Consider the Source

Critique and rejection are two entirely different things, though one can sometimes accompany the other. If you’re broadcasting your work in any sort of way, you’ll inevitably encounter both. As you do, it’s important to consider both the message (the reason behind the critique or rejection) and the messenger (the person providing the feedback).

Not all critiques are created equal. Sometimes you will find yourself in a group with writers of varying skill levels, and there may be times when you are encouraged to swap pages with people whom you know you can flat out write circles around. That’s not arrogance. That’s honesty.

As I mentioned in a previous post, if you’re the one providing feedback, you should take into account the abilities of the author of the work you’re critiquing. Not everyone is ready for the same level of discourse.

The same goes when you’re the one receiving the critique. Sometimes an author who is early in his or her writing journey will not be very good at assessing another person’s work. Inevitably there are long discussions about word choice or the comma police have made your manuscript look like a crime scene. Sometimes the inexperienced author “just didn’t get” what you were trying to do or say and they will be inadvertently harsh in their criticisms, without any specific reasons for why they didn’t like it.

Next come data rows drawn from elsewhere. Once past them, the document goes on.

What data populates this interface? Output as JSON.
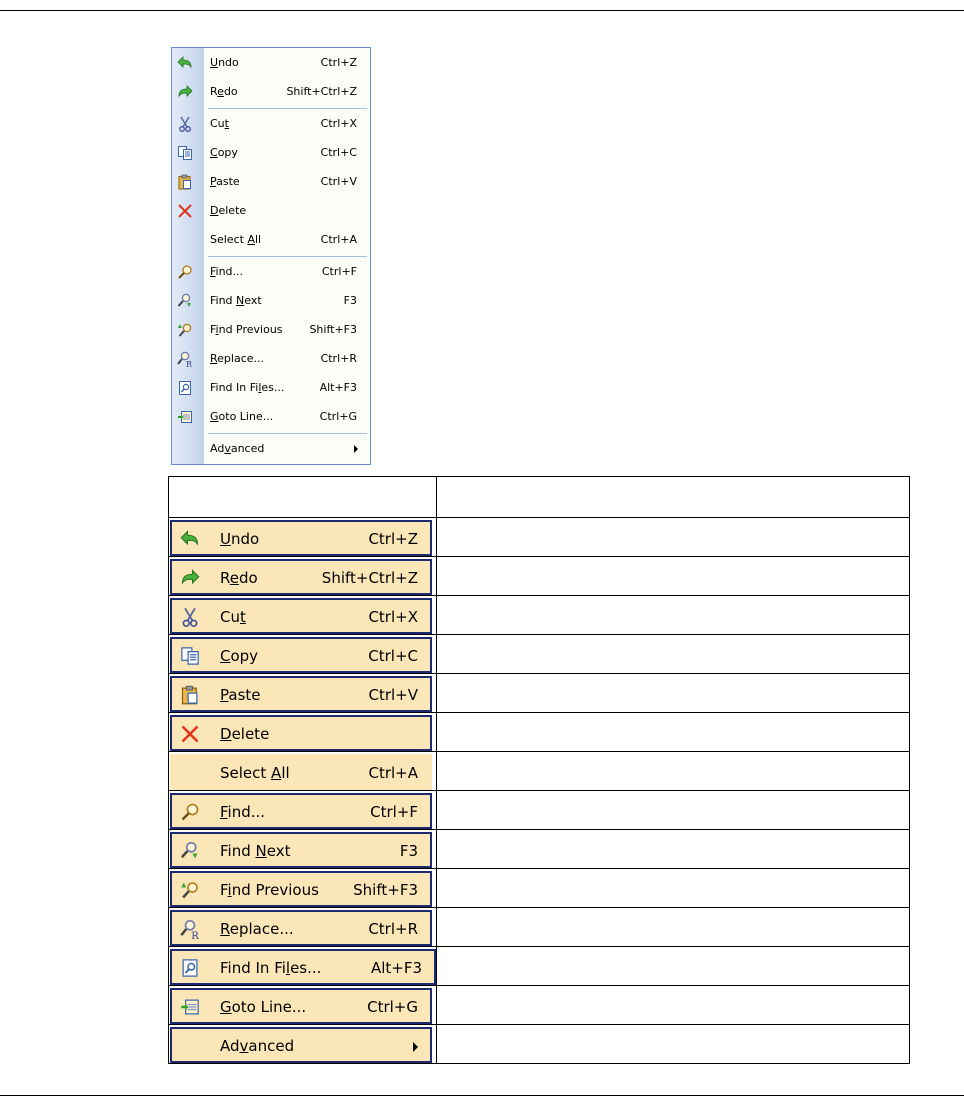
{
  "menu": {
    "items": [
      {
        "pre": "",
        "u": "U",
        "post": "ndo",
        "shortcut": "Ctrl+Z",
        "icon": "undo-icon"
      },
      {
        "pre": "R",
        "u": "e",
        "post": "do",
        "shortcut": "Shift+Ctrl+Z",
        "icon": "redo-icon"
      },
      {
        "pre": "Cu",
        "u": "t",
        "post": "",
        "shortcut": "Ctrl+X",
        "icon": "cut-icon"
      },
      {
        "pre": "",
        "u": "C",
        "post": "opy",
        "shortcut": "Ctrl+C",
        "icon": "copy-icon"
      },
      {
        "pre": "",
        "u": "P",
        "post": "aste",
        "shortcut": "Ctrl+V",
        "icon": "paste-icon"
      },
      {
        "pre": "",
        "u": "D",
        "post": "elete",
        "shortcut": "",
        "icon": "delete-icon"
      },
      {
        "pre": "Select ",
        "u": "A",
        "post": "ll",
        "shortcut": "Ctrl+A",
        "icon": ""
      },
      {
        "pre": "",
        "u": "F",
        "post": "ind...",
        "shortcut": "Ctrl+F",
        "icon": "find-icon"
      },
      {
        "pre": "Find ",
        "u": "N",
        "post": "ext",
        "shortcut": "F3",
        "icon": "find-next-icon"
      },
      {
        "pre": "F",
        "u": "i",
        "post": "nd Previous",
        "shortcut": "Shift+F3",
        "icon": "find-previous-icon"
      },
      {
        "pre": "",
        "u": "R",
        "post": "eplace...",
        "shortcut": "Ctrl+R",
        "icon": "replace-icon"
      },
      {
        "pre": "Find In Fi",
        "u": "l",
        "post": "es...",
        "shortcut": "Alt+F3",
        "icon": "find-in-files-icon"
      },
      {
        "pre": "",
        "u": "G",
        "post": "oto Line...",
        "shortcut": "Ctrl+G",
        "icon": "goto-line-icon"
      },
      {
        "pre": "Ad",
        "u": "v",
        "post": "anced",
        "shortcut": "",
        "icon": "submenu-arrow-icon"
      }
    ]
  },
  "table": {
    "header": [
      "",
      ""
    ],
    "descriptions": [
      "",
      "",
      "",
      "",
      "",
      "",
      "",
      "",
      "",
      "",
      "",
      "",
      "",
      ""
    ]
  },
  "colors": {
    "menu_border": "#6a8ccb",
    "gutter": "#c3d3ec",
    "highlight_bg": "#fbe6b8",
    "highlight_border": "#1d2a6f"
  }
}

When it comes to all of these, and I’ve been on the receiving end of every one of these types of criticisms, I encourage you to not take it personally. If you encounter a critique that you feel is way off base, move on as quickly as possible. Dwelling on the encounter doesn’t do anyone any favors.

My personal approach is to nod, say something innocuous like “I hadn’t thought of it that way,” and thank them for the feedback.

Now before we get any further, please don’t misinterpret what I’m saying. I’m not encouraging you to disregard every critique you disagree with. Often there will be things you hadn’t considered or glaring holes in your plot that you somehow missed. Heed those warnings, especially if you hear the same concerns raised by more than one beta reader.

All I’m saying is that not every piece of feedback you receive will be valid. Be aware of the skill of the writers in your group, and weigh their comments accordingly.

When it comes to facing rejection, in addition to considering the messenger, you must also ask yourself what part you played in the negative response. (In this instance, I’m equating negative to a “we’re not going to publish this” response.)

Sometimes you’ll get rejected because you didn’t target the right kind of publication for your story. If a magazine is looking for cozy mysteries, don’t send them thrillers. If there is a strict 1,000 word limit, don’t send them your 3,000 word fantasy tale. Those type of rejections are on you, and you’re probably looking at a form letter, or in some cases, no response at all.

In other instances, your story might fit the particular focus of a magazine but for whatever reason it didn’t resonate with every decision maker on the editorial board. That’s the objective nature of readers biting you in the ass there, and there’s nothing you can do about it except try again. If you’re lucky and you’ve put together a well-written and engaging story, someone at that publication will drop you a personal note.

If you must get rejected, this is the way to go. Not only is it encouraging to receive positive comments on a story that didn’t quite make the cut, but it’s also validation that you’re at least meeting the standards of what they’re looking for.

I recently submitted to a magazine that I fully expected to reject me. I was right. They did. But I got a little bonus for my efforts. The managing editor wrote me a note, the gist of which was: You’re funny. Send more, please. (The last three words are taken verbatim.)

That note made my day, and I’m working on something new for them now. It gave me a reason to keep going, even though the initial purpose of the letter was to reject the pieced I’d submitted.

Just like critiques, not every rejection is created equal. Some will lift you up, some will give you nothing, and some will let you know that you’re not quite ready for prime time. Whatever the message, remember to consider the source and don’t take anything personal.

Larry Jenkins is an aspiring Word Pimp. Has laptop, will travel. Let's make this happen, people.

Leave a Reply

Your email address will not be published. Required fields are marked *

This site uses Akismet to reduce spam. Learn how your comment data is processed.